Breastfeeding hints and tips
We’ve all heard that breastfeeding gives a baby the best possible start.
Throughout pregnancy and antenatal, GPs, midwives, NCT classes and general society will tell a mum-to-be that breast milk is the best way to feed a newborn baby.
As well as helping with an extra bond between mum and baby, breast milk is perfectly balanced in protein, carbohydrates, fat, and calcium. It’s the ideal diet that a baby needs to grow and put on weight until they are old enough to start experimenting with solid foods.
Every parent is entitled to make their own mind up about how they feed their baby and there are a number of considerations as to why people start, continue or stop breastfeeding.
So, why do mums breastfeed?
Breast milk is considered to be the most nutritious feeding option, due to the milk being rich in antibodies that can help little ones fend off infections and bugs. Breast milk is easily digestible and can help to reduce colic if a baby is suffering.
There is also research by The Lullaby Trust that suggests that breastfeeding can help to reduce the risk of SIDS (Sudden Infant Death Syndrome).
The benefits are evidently fantastic for babies, but what about for mum, are there any benefits for her? Well, the answer is yes. Breastfeeding is thought to help to reduce the risk of breast and ovarian cancer, assist with weight loss, and delay the return of periods for a little longer.

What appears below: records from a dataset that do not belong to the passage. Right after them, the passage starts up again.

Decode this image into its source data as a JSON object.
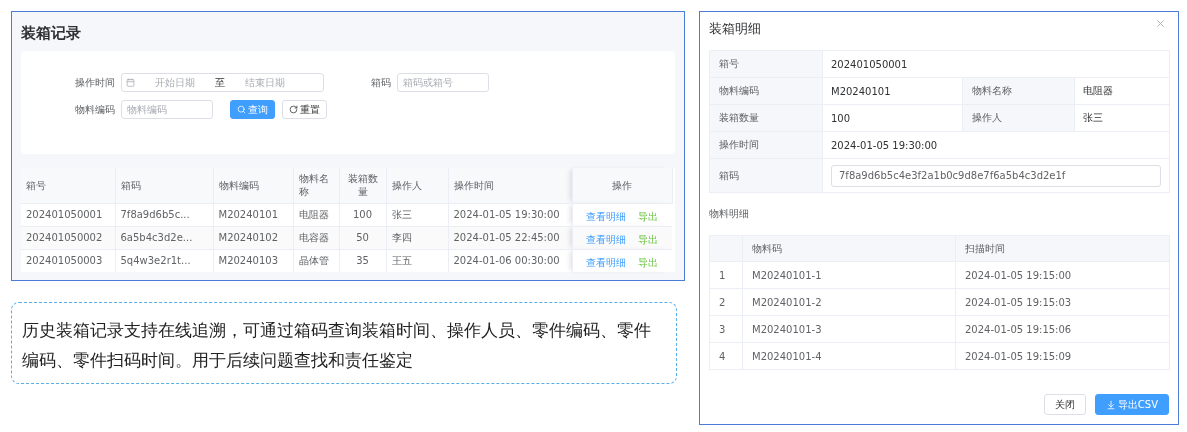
{
  "records_panel": {
    "title": "装箱记录",
    "filters": {
      "time_label": "操作时间",
      "start_placeholder": "开始日期",
      "range_separator": "至",
      "end_placeholder": "结束日期",
      "box_code_label": "箱码",
      "box_code_placeholder": "箱码或箱号",
      "material_label": "物料编码",
      "material_placeholder": "物料编码",
      "buttons": [
        {
          "kind": "primary",
          "label": "查询"
        },
        {
          "kind": "default",
          "label": "重置"
        }
      ]
    },
    "table": {
      "columns": [
        "箱号",
        "箱码",
        "物料编码",
        "物料名称",
        "装箱数量",
        "操作人",
        "操作时间",
        "操作"
      ],
      "rows": [
        {
          "cells": [
            "202401050001",
            "7f8a9d6b5c...",
            "M20240101",
            "电阻器",
            "100",
            "张三",
            "2024-01-05 19:30:00"
          ],
          "actions": [
            {
              "kind": "detail",
              "label": "查看明细"
            },
            {
              "kind": "export",
              "label": "导出"
            }
          ]
        },
        {
          "cells": [
            "202401050002",
            "6a5b4c3d2e...",
            "M20240102",
            "电容器",
            "50",
            "李四",
            "2024-01-05 22:45:00"
          ],
          "actions": [
            {
              "kind": "detail",
              "label": "查看明细"
            },
            {
              "kind": "export",
              "label": "导出"
            }
          ]
        },
        {
          "cells": [
            "202401050003",
            "5q4w3e2r1t...",
            "M20240103",
            "晶体管",
            "35",
            "王五",
            "2024-01-06 00:30:00"
          ],
          "actions": [
            {
              "kind": "detail",
              "label": "查看明细"
            },
            {
              "kind": "export",
              "label": "导出"
            }
          ]
        }
      ]
    }
  },
  "caption": "历史装箱记录支持在线追溯，可通过箱码查询装箱时间、操作人员、零件编码、零件编码、零件扫码时间。用于后续问题查找和责任鉴定",
  "detail_dialog": {
    "title": "装箱明细",
    "fields": [
      [
        {
          "kind": "text",
          "label": "箱号",
          "value": "202401050001"
        }
      ],
      [
        {
          "kind": "text",
          "label": "物料编码",
          "value": "M20240101"
        },
        {
          "kind": "text",
          "label": "物料名称",
          "value": "电阻器"
        }
      ],
      [
        {
          "kind": "text",
          "label": "装箱数量",
          "value": "100"
        },
        {
          "kind": "text",
          "label": "操作人",
          "value": "张三"
        }
      ],
      [
        {
          "kind": "text",
          "label": "操作时间",
          "value": "2024-01-05 19:30:00"
        }
      ],
      [
        {
          "kind": "input",
          "label": "箱码",
          "value": "7f8a9d6b5c4e3f2a1b0c9d8e7f6a5b4c3d2e1f"
        }
      ]
    ],
    "section_title": "物料明细",
    "items_table": {
      "columns": [
        "",
        "物料码",
        "扫描时间"
      ],
      "rows": [
        [
          "1",
          "M20240101-1",
          "2024-01-05 19:15:00"
        ],
        [
          "2",
          "M20240101-2",
          "2024-01-05 19:15:03"
        ],
        [
          "3",
          "M20240101-3",
          "2024-01-05 19:15:06"
        ],
        [
          "4",
          "M20240101-4",
          "2024-01-05 19:15:09"
        ]
      ]
    },
    "buttons": [
      {
        "kind": "default",
        "label": "关闭"
      },
      {
        "kind": "primary",
        "label": "导出CSV"
      }
    ]
  }
}
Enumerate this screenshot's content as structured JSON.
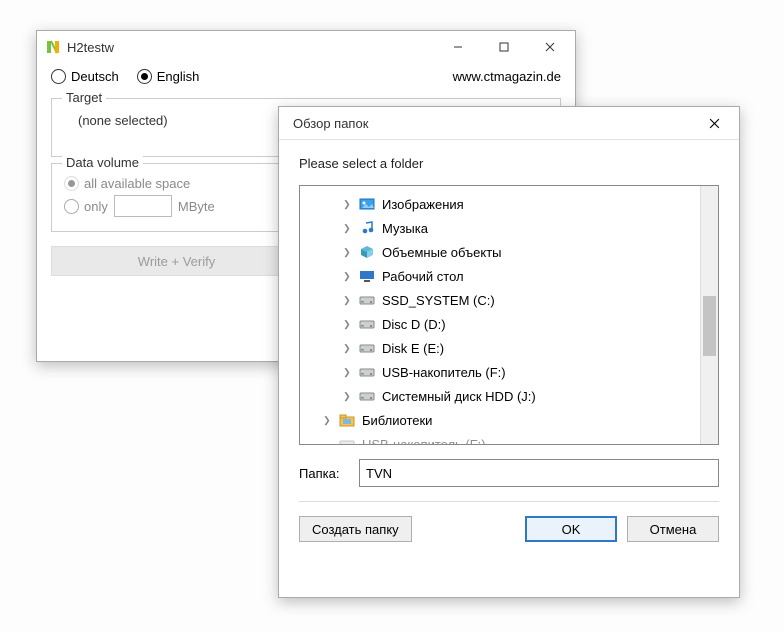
{
  "main": {
    "title": "H2testw",
    "lang": {
      "deutsch": "Deutsch",
      "english": "English",
      "selected": "english"
    },
    "site_link": "www.ctmagazin.de",
    "target_group": "Target",
    "target_value": "(none selected)",
    "dv_group": "Data volume",
    "dv_all": "all available space",
    "dv_only": "only",
    "dv_unit": "MByte",
    "btn_write": "Write + Verify",
    "btn_verify": ""
  },
  "dialog": {
    "title": "Обзор папок",
    "prompt": "Please select a folder",
    "tree": [
      {
        "label": "Изображения",
        "icon": "pictures",
        "level": 1
      },
      {
        "label": "Музыка",
        "icon": "music",
        "level": 1
      },
      {
        "label": "Объемные объекты",
        "icon": "cube",
        "level": 1
      },
      {
        "label": "Рабочий стол",
        "icon": "desktop",
        "level": 1
      },
      {
        "label": "SSD_SYSTEM (C:)",
        "icon": "disk",
        "level": 1
      },
      {
        "label": "Disc D (D:)",
        "icon": "disk",
        "level": 1
      },
      {
        "label": "Disk E (E:)",
        "icon": "disk",
        "level": 1
      },
      {
        "label": "USB-накопитель (F:)",
        "icon": "disk",
        "level": 1
      },
      {
        "label": "Системный диск HDD (J:)",
        "icon": "disk",
        "level": 1
      },
      {
        "label": "Библиотеки",
        "icon": "libraries",
        "level": 0
      },
      {
        "label": "USB-накопитель (F:)",
        "icon": "disk",
        "level": 0,
        "cut": true
      }
    ],
    "folder_label": "Папка:",
    "folder_value": "TVN",
    "btn_new": "Создать папку",
    "btn_ok": "OK",
    "btn_cancel": "Отмена"
  }
}
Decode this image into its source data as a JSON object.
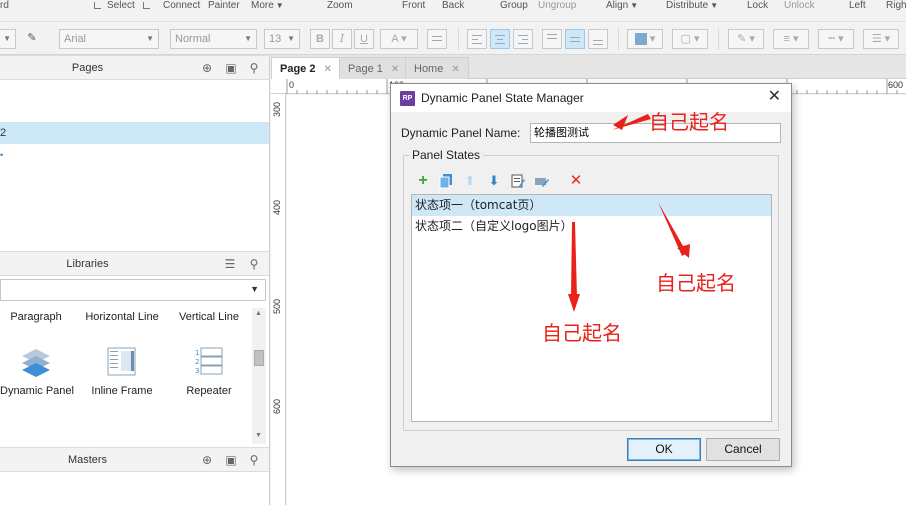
{
  "toolbar_top": {
    "items": [
      "Select",
      "Connect",
      "Painter",
      "More",
      "Zoom",
      "Front",
      "Back",
      "Group",
      "Ungroup",
      "Align",
      "Distribute",
      "Lock",
      "Unlock",
      "Left",
      "Righ"
    ],
    "partial_left": "rd"
  },
  "toolbar_format": {
    "font_family": "Arial",
    "font_weight": "Normal",
    "font_size": "13"
  },
  "pages_panel": {
    "title": "Pages",
    "selected_item_fragment": "2"
  },
  "libraries_panel": {
    "title": "Libraries",
    "widgets_row1": [
      "Paragraph",
      "Horizontal Line",
      "Vertical Line"
    ],
    "widgets_row2": [
      "Dynamic Panel",
      "Inline Frame",
      "Repeater"
    ]
  },
  "masters_panel": {
    "title": "Masters"
  },
  "tabs": [
    {
      "label": "Page 2",
      "active": true
    },
    {
      "label": "Page 1",
      "active": false
    },
    {
      "label": "Home",
      "active": false
    }
  ],
  "ruler": {
    "h": [
      "0",
      "100",
      "600"
    ],
    "v": [
      "300",
      "400",
      "500",
      "600"
    ]
  },
  "dialog": {
    "logo": "RP",
    "title": "Dynamic Panel State Manager",
    "name_label": "Dynamic Panel Name:",
    "name_value": "轮播图测试",
    "group_label": "Panel States",
    "states": [
      {
        "label": "状态项一（tomcat页）",
        "selected": true
      },
      {
        "label": "状态项二（自定义logo图片）",
        "selected": false
      }
    ],
    "ok_label": "OK",
    "cancel_label": "Cancel"
  },
  "annotations": {
    "name_note": "自己起名",
    "state1_note": "自己起名",
    "state2_note": "自己起名"
  },
  "colors": {
    "accent_selected": "#cfe8f7",
    "annotation_red": "#e8221b",
    "logo_purple": "#6b3fa0"
  }
}
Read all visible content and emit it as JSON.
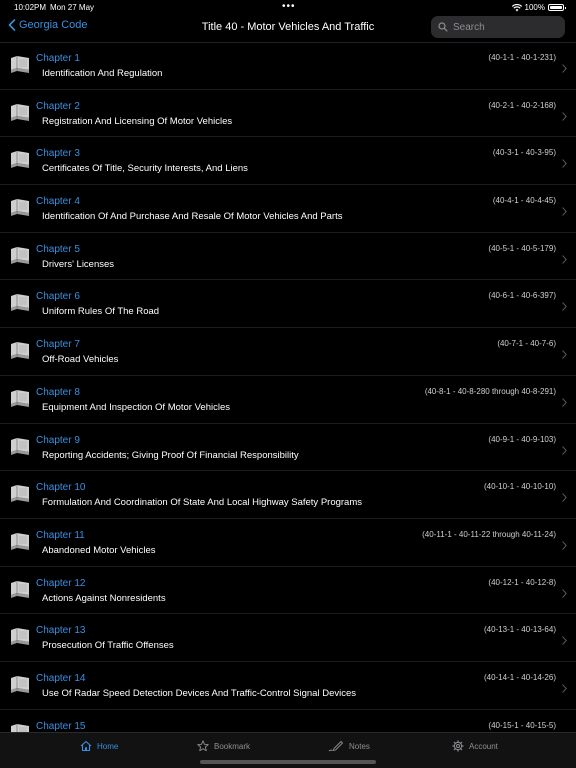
{
  "status_bar": {
    "time": "10:02PM",
    "date": "Mon 27 May",
    "battery": "100%"
  },
  "nav": {
    "back_label": "Georgia Code",
    "title": "Title 40 - Motor Vehicles And Traffic",
    "search_placeholder": "Search"
  },
  "chapters": [
    {
      "label": "Chapter  1",
      "title": "Identification And Regulation",
      "range": "(40-1-1 - 40-1-231)"
    },
    {
      "label": "Chapter  2",
      "title": "Registration And Licensing Of Motor Vehicles",
      "range": "(40-2-1 - 40-2-168)"
    },
    {
      "label": "Chapter  3",
      "title": "Certificates Of Title, Security Interests, And Liens",
      "range": "(40-3-1 - 40-3-95)"
    },
    {
      "label": "Chapter  4",
      "title": "Identification Of And Purchase And Resale Of Motor Vehicles And Parts",
      "range": "(40-4-1 - 40-4-45)"
    },
    {
      "label": "Chapter  5",
      "title": "Drivers' Licenses",
      "range": "(40-5-1 - 40-5-179)"
    },
    {
      "label": "Chapter  6",
      "title": "Uniform Rules Of The Road",
      "range": "(40-6-1 - 40-6-397)"
    },
    {
      "label": "Chapter  7",
      "title": "Off-Road Vehicles",
      "range": "(40-7-1 - 40-7-6)"
    },
    {
      "label": "Chapter  8",
      "title": "Equipment And Inspection Of Motor Vehicles",
      "range": "(40-8-1 - 40-8-280 through 40-8-291)"
    },
    {
      "label": "Chapter  9",
      "title": "Reporting Accidents; Giving Proof Of Financial Responsibility",
      "range": "(40-9-1 - 40-9-103)"
    },
    {
      "label": "Chapter  10",
      "title": "Formulation And Coordination Of State And Local Highway Safety Programs",
      "range": "(40-10-1 - 40-10-10)"
    },
    {
      "label": "Chapter  11",
      "title": "Abandoned Motor Vehicles",
      "range": "(40-11-1 - 40-11-22 through 40-11-24)"
    },
    {
      "label": "Chapter  12",
      "title": "Actions Against Nonresidents",
      "range": "(40-12-1 - 40-12-8)"
    },
    {
      "label": "Chapter  13",
      "title": "Prosecution Of Traffic Offenses",
      "range": "(40-13-1 - 40-13-64)"
    },
    {
      "label": "Chapter  14",
      "title": "Use Of Radar Speed Detection Devices And Traffic-Control Signal Devices",
      "range": "(40-14-1 - 40-14-26)"
    },
    {
      "label": "Chapter  15",
      "title": "",
      "range": "(40-15-1 - 40-15-5)"
    }
  ],
  "tabs": [
    {
      "label": "Home",
      "icon": "home-icon",
      "active": true
    },
    {
      "label": "Bookmark",
      "icon": "star-icon",
      "active": false
    },
    {
      "label": "Notes",
      "icon": "pen-icon",
      "active": false
    },
    {
      "label": "Account",
      "icon": "gear-icon",
      "active": false
    }
  ],
  "colors": {
    "accent": "#3a8fe0",
    "background": "#000000",
    "inactive": "#8e8e93"
  }
}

It can also mean one less thing to do, as milk is ‘on tap’, meaning no washing or sterilising of bottles.
It is not always that easy though.
Why doesn’t breastfeeding always work?
There are a number of reasons why breastfeeding feels harder for some families.
Issues brought about by problems with milk supply, poor latch, mastitis (where the woman’s breast tissue becomes painful and inflamed), anxiety, or feelings of being self-conscious about feeding in public can affect a mum’s experience of breastfeeding.
From a more practical point of view, some mums choose to bottle-feed so that they can share the feeding with a partner, have time to recover from birth, or to simply allow them to take a break for work or self-care.
There should be no judgement or feelings of ‘failure’ associated with how a baby is fed – a baby’s nutrition is the most important thing.
Tips for breastfeeding mums
If you’re reading this and trying to persevere, but struggling with breastfeeding, here are our top tips.
• Try to remain calm. Babies pick up on anxiety and if they are already stressed, it won’t help the situation.
• Use nipple shields. Sore, cracked nipples can be very painful, so use the shields to continue feeding whilst any soreness heals.
• Apply lanolin cream. This is liquid gold for sore nipples – it is baby safe and well worth the money to help with healing.
• Invest in a good nursing bra. Find one that provides the right support, is comfortable, and easily opens for nursing.
• Wear nipple pads. These can absorb leakage but they also add a layer between sore nipples and clothing.
• Stay hydrated. Drink lots of water – hydration is really important to milk production and to prevent headaches.
• Massage lumps. Hand-expressing a little whilst in a hot shower can reduce some of the fullness and those lumps to prevent the build up of blocked ducts.
Breastfeeding support is out there.
For one-to-one help, reach out to health visitors and midwives. For more general queries, look in your red books for details of local helplines, clinics, drop-ins, cafes and centres.
For more information on breastfeeding help and support from the NHS website.